**WHAT TO WORK ON**:
Copy out each line of the entries where the word "title" is present.

**DATA FOR THIS TASK**:

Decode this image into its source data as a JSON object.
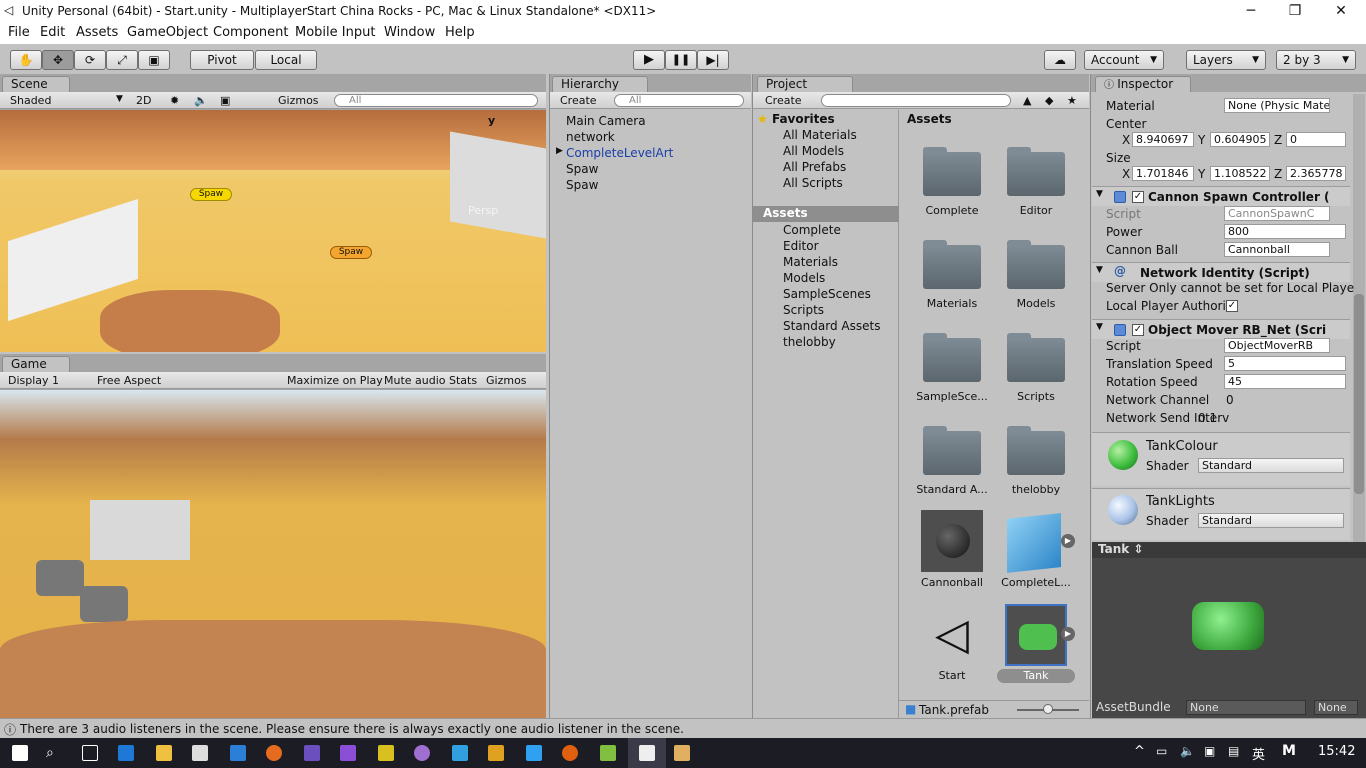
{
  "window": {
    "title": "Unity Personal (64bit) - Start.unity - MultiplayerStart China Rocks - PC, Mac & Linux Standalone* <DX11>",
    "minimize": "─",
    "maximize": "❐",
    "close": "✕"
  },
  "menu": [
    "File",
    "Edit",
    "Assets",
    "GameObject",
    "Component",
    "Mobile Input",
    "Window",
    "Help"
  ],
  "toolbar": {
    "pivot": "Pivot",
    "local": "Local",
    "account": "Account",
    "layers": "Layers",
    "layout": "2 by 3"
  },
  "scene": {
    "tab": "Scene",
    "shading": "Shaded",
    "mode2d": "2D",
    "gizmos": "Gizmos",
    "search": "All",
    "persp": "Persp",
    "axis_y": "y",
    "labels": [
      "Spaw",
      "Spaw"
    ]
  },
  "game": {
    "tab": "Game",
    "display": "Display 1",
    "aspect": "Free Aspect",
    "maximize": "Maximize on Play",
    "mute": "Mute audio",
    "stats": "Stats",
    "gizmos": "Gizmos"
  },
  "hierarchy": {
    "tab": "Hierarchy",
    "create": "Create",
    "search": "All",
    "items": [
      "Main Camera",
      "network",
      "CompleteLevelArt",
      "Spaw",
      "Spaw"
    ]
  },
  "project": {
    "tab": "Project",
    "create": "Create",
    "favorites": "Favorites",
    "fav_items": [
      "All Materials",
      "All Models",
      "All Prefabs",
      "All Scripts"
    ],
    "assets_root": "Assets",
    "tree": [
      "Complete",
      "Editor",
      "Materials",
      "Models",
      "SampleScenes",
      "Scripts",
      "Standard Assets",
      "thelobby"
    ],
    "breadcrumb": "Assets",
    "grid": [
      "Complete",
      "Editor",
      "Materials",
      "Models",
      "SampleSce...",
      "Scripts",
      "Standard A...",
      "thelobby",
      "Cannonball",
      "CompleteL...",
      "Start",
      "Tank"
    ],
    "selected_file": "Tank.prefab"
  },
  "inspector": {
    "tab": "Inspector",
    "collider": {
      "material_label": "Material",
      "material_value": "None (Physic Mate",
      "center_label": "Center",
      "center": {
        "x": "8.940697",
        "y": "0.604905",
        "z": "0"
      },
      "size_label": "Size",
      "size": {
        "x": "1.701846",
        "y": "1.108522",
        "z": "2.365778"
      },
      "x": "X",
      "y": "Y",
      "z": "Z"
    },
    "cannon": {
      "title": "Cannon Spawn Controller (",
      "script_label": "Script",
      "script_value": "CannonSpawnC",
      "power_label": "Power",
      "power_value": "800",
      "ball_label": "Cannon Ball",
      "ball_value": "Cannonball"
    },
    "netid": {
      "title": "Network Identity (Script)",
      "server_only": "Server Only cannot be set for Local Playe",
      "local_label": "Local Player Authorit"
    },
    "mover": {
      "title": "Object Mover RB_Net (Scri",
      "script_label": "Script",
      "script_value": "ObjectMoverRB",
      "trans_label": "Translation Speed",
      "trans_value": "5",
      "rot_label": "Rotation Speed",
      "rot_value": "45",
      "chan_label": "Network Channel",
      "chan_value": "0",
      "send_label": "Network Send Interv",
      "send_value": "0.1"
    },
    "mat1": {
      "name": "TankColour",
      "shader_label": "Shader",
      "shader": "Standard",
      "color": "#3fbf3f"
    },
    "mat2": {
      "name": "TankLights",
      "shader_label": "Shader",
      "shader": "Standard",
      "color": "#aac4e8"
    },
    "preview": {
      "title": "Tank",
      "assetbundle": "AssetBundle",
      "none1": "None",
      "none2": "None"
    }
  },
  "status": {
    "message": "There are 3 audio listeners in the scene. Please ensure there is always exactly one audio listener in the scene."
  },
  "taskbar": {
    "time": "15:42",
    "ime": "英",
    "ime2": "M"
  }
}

**WRITTEN REPLY**:
    "title": "Unity Personal (64bit) - Start.unity - MultiplayerStart China Rocks - PC, Mac & Linux Standalone* <DX11>",
      "title": "Cannon Spawn Controller (",
      "title": "Network Identity (Script)",
      "title": "Object Mover RB_Net (Scri",
      "title": "Tank",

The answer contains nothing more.